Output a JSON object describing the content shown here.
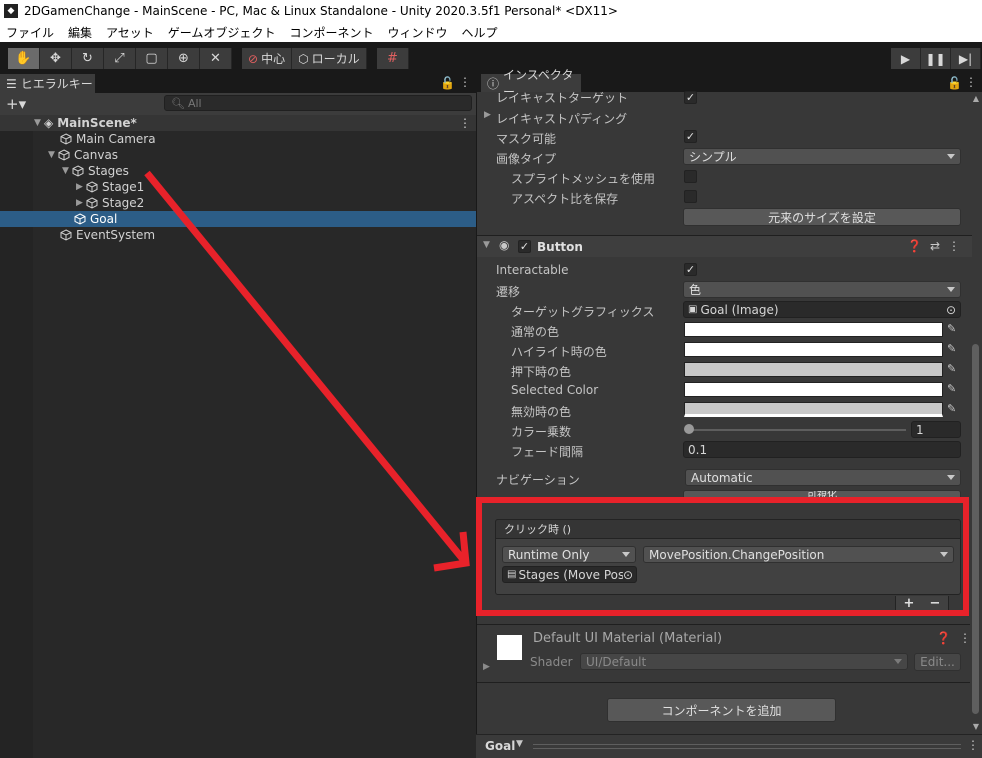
{
  "window": {
    "title": "2DGamenChange - MainScene - PC, Mac & Linux Standalone - Unity 2020.3.5f1 Personal* <DX11>"
  },
  "menu": [
    "ファイル",
    "編集",
    "アセット",
    "ゲームオブジェクト",
    "コンポーネント",
    "ウィンドウ",
    "ヘルプ"
  ],
  "toolbar": {
    "pivot_label": "中心",
    "space_label": "ローカル"
  },
  "hierarchy": {
    "tab_label": "ヒエラルキー",
    "search_placeholder": "All",
    "scene": "MainScene*",
    "items": [
      {
        "label": "Main Camera"
      },
      {
        "label": "Canvas"
      },
      {
        "label": "Stages"
      },
      {
        "label": "Stage1"
      },
      {
        "label": "Stage2"
      },
      {
        "label": "Goal"
      },
      {
        "label": "EventSystem"
      }
    ]
  },
  "inspector": {
    "tab_label": "インスペクター",
    "image": {
      "raycast_target": "レイキャストターゲット",
      "raycast_padding": "レイキャストパディング",
      "maskable": "マスク可能",
      "image_type": "画像タイプ",
      "image_type_value": "シンプル",
      "use_sprite_mesh": "スプライトメッシュを使用",
      "preserve_aspect": "アスペクト比を保存",
      "set_native_size": "元来のサイズを設定"
    },
    "button": {
      "title": "Button",
      "interactable": "Interactable",
      "transition": "遷移",
      "transition_value": "色",
      "target_graphic": "ターゲットグラフィックス",
      "target_graphic_value": "Goal (Image)",
      "normal_color": "通常の色",
      "highlighted_color": "ハイライト時の色",
      "pressed_color": "押下時の色",
      "selected_color": "Selected Color",
      "disabled_color": "無効時の色",
      "color_multiplier": "カラー乗数",
      "color_multiplier_value": "1",
      "fade_duration": "フェード間隔",
      "fade_duration_value": "0.1",
      "navigation": "ナビゲーション",
      "navigation_value": "Automatic",
      "visualize": "可視化"
    },
    "on_click": {
      "header": "クリック時 ()",
      "runtime": "Runtime Only",
      "function": "MovePosition.ChangePosition",
      "object": "Stages (Move Pos"
    },
    "material": {
      "title": "Default UI Material (Material)",
      "shader_label": "Shader",
      "shader_value": "UI/Default",
      "edit_label": "Edit..."
    },
    "add_component": "コンポーネントを追加",
    "footer_label": "Goal"
  },
  "colors": {
    "highlight": "#e8222a",
    "selection": "#2c5d87"
  }
}
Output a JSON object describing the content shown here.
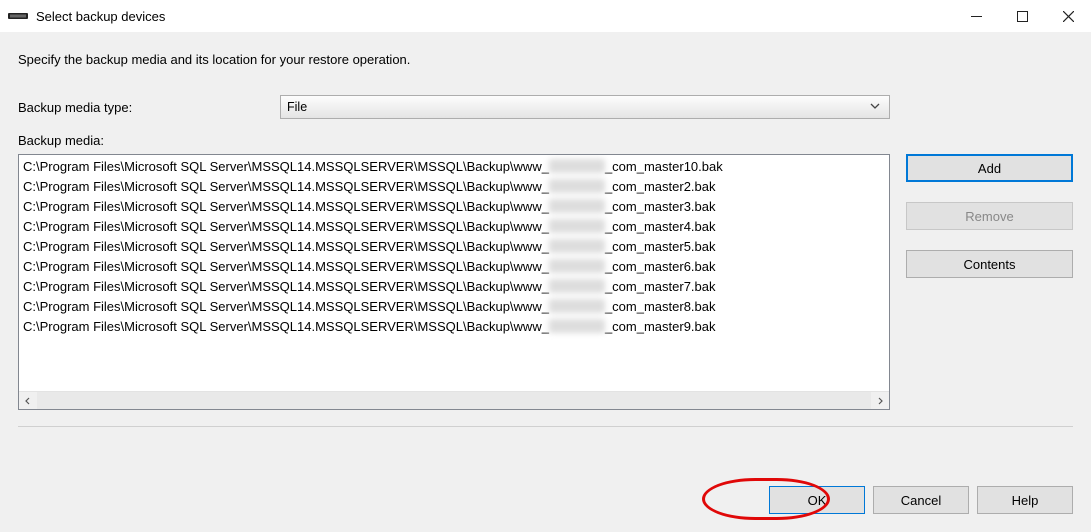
{
  "title": "Select backup devices",
  "instruction": "Specify the backup media and its location for your restore operation.",
  "labels": {
    "media_type": "Backup media type:",
    "media": "Backup media:"
  },
  "combo": {
    "selected": "File"
  },
  "items_prefix": "C:\\Program Files\\Microsoft SQL Server\\MSSQL14.MSSQLSERVER\\MSSQL\\Backup\\www_",
  "items_suffix": [
    "_com_master10.bak",
    "_com_master2.bak",
    "_com_master3.bak",
    "_com_master4.bak",
    "_com_master5.bak",
    "_com_master6.bak",
    "_com_master7.bak",
    "_com_master8.bak",
    "_com_master9.bak"
  ],
  "buttons": {
    "add": "Add",
    "remove": "Remove",
    "contents": "Contents",
    "ok": "OK",
    "cancel": "Cancel",
    "help": "Help"
  }
}
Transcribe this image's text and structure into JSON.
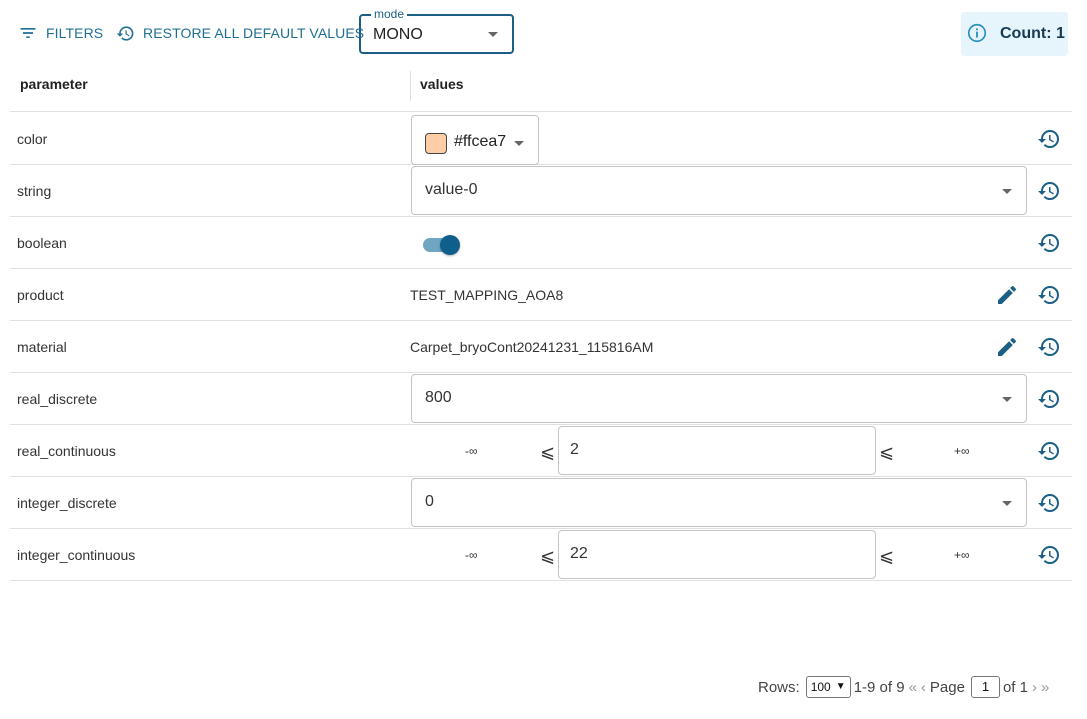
{
  "toolbar": {
    "filters_label": "FILTERS",
    "restore_label": "RESTORE ALL DEFAULT VALUES",
    "mode_legend": "mode",
    "mode_value": "MONO",
    "count_label": "Count: 1",
    "accent_color": "#1f6f93"
  },
  "table": {
    "columns": [
      "parameter",
      "values"
    ],
    "rows": [
      {
        "name": "color",
        "value": "#ffcea7"
      },
      {
        "name": "string",
        "value": "value-0"
      },
      {
        "name": "boolean",
        "value": true
      },
      {
        "name": "product",
        "value": "TEST_MAPPING_AOA8"
      },
      {
        "name": "material",
        "value": "Carpet_bryoCont20241231_115816AM"
      },
      {
        "name": "real_discrete",
        "value": "800"
      },
      {
        "name": "real_continuous",
        "min": "-∞",
        "leq": "⩽",
        "value": "2",
        "max": "+∞"
      },
      {
        "name": "integer_discrete",
        "value": "0"
      },
      {
        "name": "integer_continuous",
        "min": "-∞",
        "leq": "⩽",
        "value": "22",
        "max": "+∞"
      }
    ]
  },
  "pagination": {
    "rows_label": "Rows:",
    "rows_per_page": "100",
    "range": "1-9 of 9",
    "first_icon": "«",
    "prev_icon": "‹",
    "page_label": "Page",
    "current_page": "1",
    "of_pages": "of 1",
    "next_icon": "›",
    "last_icon": "»"
  },
  "icons": {
    "filter": "filter-list-icon",
    "restore": "restore-icon",
    "info": "info-icon",
    "reset": "history-icon",
    "edit": "pencil-icon"
  }
}
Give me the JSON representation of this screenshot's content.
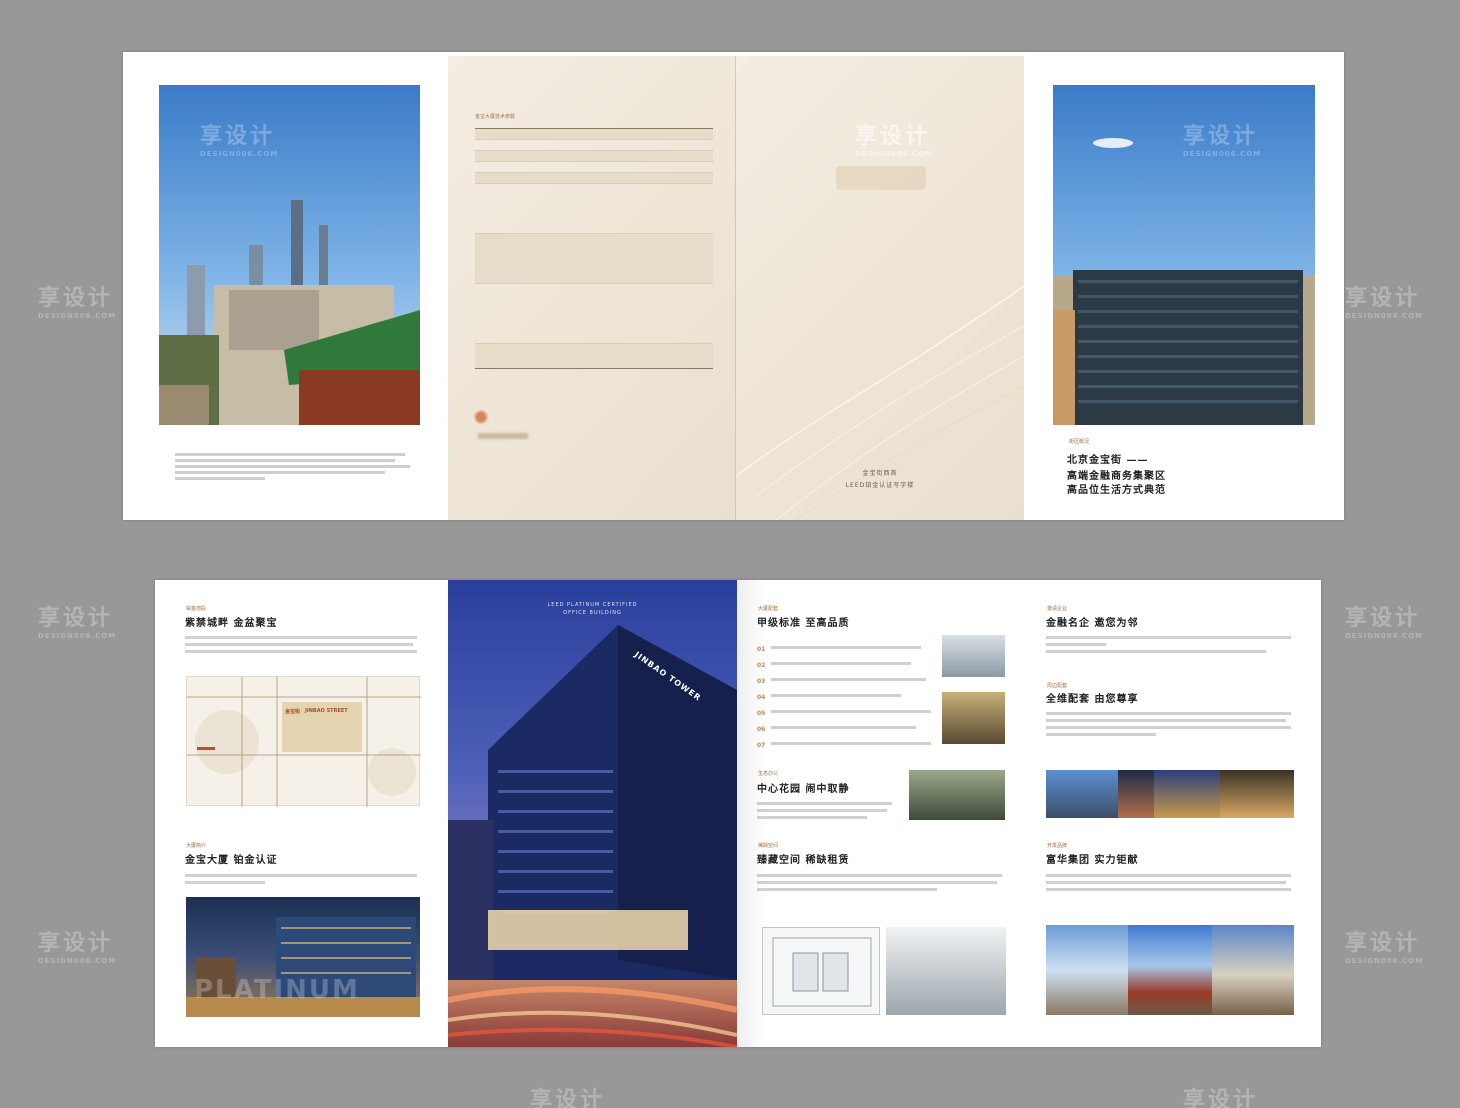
{
  "watermark": {
    "cn": "享设计",
    "en": "DESIGN006.COM"
  },
  "top_spread": {
    "specs_title": "金宝大厦技术参数",
    "spine_text": [
      "金宝街西首",
      "LEED铂金认证写字楼"
    ],
    "overview": {
      "tag": "街区概况",
      "title": "北京金宝街 ——",
      "line2": "高端金融商务集聚区",
      "line3": "高品位生活方式典范"
    }
  },
  "bottom_spread": {
    "p1": {
      "tag1": "铂金地段",
      "title1": "紫禁城畔 金盆聚宝",
      "map_labels": {
        "jinbao_street": "JINBAO STREET",
        "jinbao": "金宝街"
      },
      "tag2": "大厦简介",
      "title2": "金宝大厦 铂金认证",
      "photo_overlay": "PLATINUM"
    },
    "p2": {
      "header": "LEED PLATINUM CERTIFIED",
      "subheader": "OFFICE BUILDING",
      "sign": "JINBAO TOWER"
    },
    "p3": {
      "tag1": "大厦配套",
      "title1": "甲级标准 至高品质",
      "numbers": [
        "01",
        "02",
        "03",
        "04",
        "05",
        "06",
        "07"
      ],
      "tag2": "生态办公",
      "title2": "中心花园 闹中取静",
      "tag3": "稀缺空间",
      "title3": "臻藏空间 稀缺租赁"
    },
    "p4": {
      "tag1": "邀请企业",
      "title1": "金融名企 邀您为邻",
      "tag2": "周边配套",
      "title2": "全维配套 由您尊享",
      "tag3": "开发品牌",
      "title3": "富华集团 实力钜献"
    }
  }
}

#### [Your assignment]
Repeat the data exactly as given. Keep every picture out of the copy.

#### [Solution to the exercise]
Output a JSON object describing the content shown here.
{
  "window": {
    "title": "2DGamenChange - MainScene - PC, Mac & Linux Standalone - Unity 2020.3.5f1 Personal* <DX11>"
  },
  "menu": [
    "ファイル",
    "編集",
    "アセット",
    "ゲームオブジェクト",
    "コンポーネント",
    "ウィンドウ",
    "ヘルプ"
  ],
  "toolbar": {
    "pivot_label": "中心",
    "space_label": "ローカル"
  },
  "hierarchy": {
    "tab_label": "ヒエラルキー",
    "search_placeholder": "All",
    "scene": "MainScene*",
    "items": [
      {
        "label": "Main Camera"
      },
      {
        "label": "Canvas"
      },
      {
        "label": "Stages"
      },
      {
        "label": "Stage1"
      },
      {
        "label": "Stage2"
      },
      {
        "label": "Goal"
      },
      {
        "label": "EventSystem"
      }
    ]
  },
  "inspector": {
    "tab_label": "インスペクター",
    "image": {
      "raycast_target": "レイキャストターゲット",
      "raycast_padding": "レイキャストパディング",
      "maskable": "マスク可能",
      "image_type": "画像タイプ",
      "image_type_value": "シンプル",
      "use_sprite_mesh": "スプライトメッシュを使用",
      "preserve_aspect": "アスペクト比を保存",
      "set_native_size": "元来のサイズを設定"
    },
    "button": {
      "title": "Button",
      "interactable": "Interactable",
      "transition": "遷移",
      "transition_value": "色",
      "target_graphic": "ターゲットグラフィックス",
      "target_graphic_value": "Goal (Image)",
      "normal_color": "通常の色",
      "highlighted_color": "ハイライト時の色",
      "pressed_color": "押下時の色",
      "selected_color": "Selected Color",
      "disabled_color": "無効時の色",
      "color_multiplier": "カラー乗数",
      "color_multiplier_value": "1",
      "fade_duration": "フェード間隔",
      "fade_duration_value": "0.1",
      "navigation": "ナビゲーション",
      "navigation_value": "Automatic",
      "visualize": "可視化"
    },
    "on_click": {
      "header": "クリック時 ()",
      "runtime": "Runtime Only",
      "function": "MovePosition.ChangePosition",
      "object": "Stages (Move Pos"
    },
    "material": {
      "title": "Default UI Material (Material)",
      "shader_label": "Shader",
      "shader_value": "UI/Default",
      "edit_label": "Edit..."
    },
    "add_component": "コンポーネントを追加",
    "footer_label": "Goal"
  },
  "colors": {
    "highlight": "#e8222a",
    "selection": "#2c5d87"
  }
}
Output a JSON object describing the content shown here.
{
  "title": "Select backup devices",
  "instruction": "Specify the backup media and its location for your restore operation.",
  "labels": {
    "media_type": "Backup media type:",
    "media": "Backup media:"
  },
  "combo": {
    "selected": "File"
  },
  "items_prefix": "C:\\Program Files\\Microsoft SQL Server\\MSSQL14.MSSQLSERVER\\MSSQL\\Backup\\www_",
  "items_suffix": [
    "_com_master10.bak",
    "_com_master2.bak",
    "_com_master3.bak",
    "_com_master4.bak",
    "_com_master5.bak",
    "_com_master6.bak",
    "_com_master7.bak",
    "_com_master8.bak",
    "_com_master9.bak"
  ],
  "buttons": {
    "add": "Add",
    "remove": "Remove",
    "contents": "Contents",
    "ok": "OK",
    "cancel": "Cancel",
    "help": "Help"
  }
}
Transcribe this image's text and structure into JSON.
{
  "toolbar": {
    "filters_label": "FILTERS",
    "restore_label": "RESTORE ALL DEFAULT VALUES",
    "mode_legend": "mode",
    "mode_value": "MONO",
    "count_label": "Count: 1",
    "accent_color": "#1f6f93"
  },
  "table": {
    "columns": [
      "parameter",
      "values"
    ],
    "rows": [
      {
        "name": "color",
        "value": "#ffcea7"
      },
      {
        "name": "string",
        "value": "value-0"
      },
      {
        "name": "boolean",
        "value": true
      },
      {
        "name": "product",
        "value": "TEST_MAPPING_AOA8"
      },
      {
        "name": "material",
        "value": "Carpet_bryoCont20241231_115816AM"
      },
      {
        "name": "real_discrete",
        "value": "800"
      },
      {
        "name": "real_continuous",
        "min": "-∞",
        "leq": "⩽",
        "value": "2",
        "max": "+∞"
      },
      {
        "name": "integer_discrete",
        "value": "0"
      },
      {
        "name": "integer_continuous",
        "min": "-∞",
        "leq": "⩽",
        "value": "22",
        "max": "+∞"
      }
    ]
  },
  "pagination": {
    "rows_label": "Rows:",
    "rows_per_page": "100",
    "range": "1-9 of 9",
    "first_icon": "«",
    "prev_icon": "‹",
    "page_label": "Page",
    "current_page": "1",
    "of_pages": "of 1",
    "next_icon": "›",
    "last_icon": "»"
  },
  "icons": {
    "filter": "filter-list-icon",
    "restore": "restore-icon",
    "info": "info-icon",
    "reset": "history-icon",
    "edit": "pencil-icon"
  }
}
Give me the JSON representation of this screenshot's content.
{
  "watermark": {
    "cn": "享设计",
    "en": "DESIGN006.COM"
  },
  "top_spread": {
    "specs_title": "金宝大厦技术参数",
    "spine_text": [
      "金宝街西首",
      "LEED铂金认证写字楼"
    ],
    "overview": {
      "tag": "街区概况",
      "title": "北京金宝街 ——",
      "line2": "高端金融商务集聚区",
      "line3": "高品位生活方式典范"
    }
  },
  "bottom_spread": {
    "p1": {
      "tag1": "铂金地段",
      "title1": "紫禁城畔 金盆聚宝",
      "map_labels": {
        "jinbao_street": "JINBAO STREET",
        "jinbao": "金宝街"
      },
      "tag2": "大厦简介",
      "title2": "金宝大厦 铂金认证",
      "photo_overlay": "PLATINUM"
    },
    "p2": {
      "header": "LEED PLATINUM CERTIFIED",
      "subheader": "OFFICE BUILDING",
      "sign": "JINBAO TOWER"
    },
    "p3": {
      "tag1": "大厦配套",
      "title1": "甲级标准 至高品质",
      "numbers": [
        "01",
        "02",
        "03",
        "04",
        "05",
        "06",
        "07"
      ],
      "tag2": "生态办公",
      "title2": "中心花园 闹中取静",
      "tag3": "稀缺空间",
      "title3": "臻藏空间 稀缺租赁"
    },
    "p4": {
      "tag1": "邀请企业",
      "title1": "金融名企 邀您为邻",
      "tag2": "周边配套",
      "title2": "全维配套 由您尊享",
      "tag3": "开发品牌",
      "title3": "富华集团 实力钜献"
    }
  }
}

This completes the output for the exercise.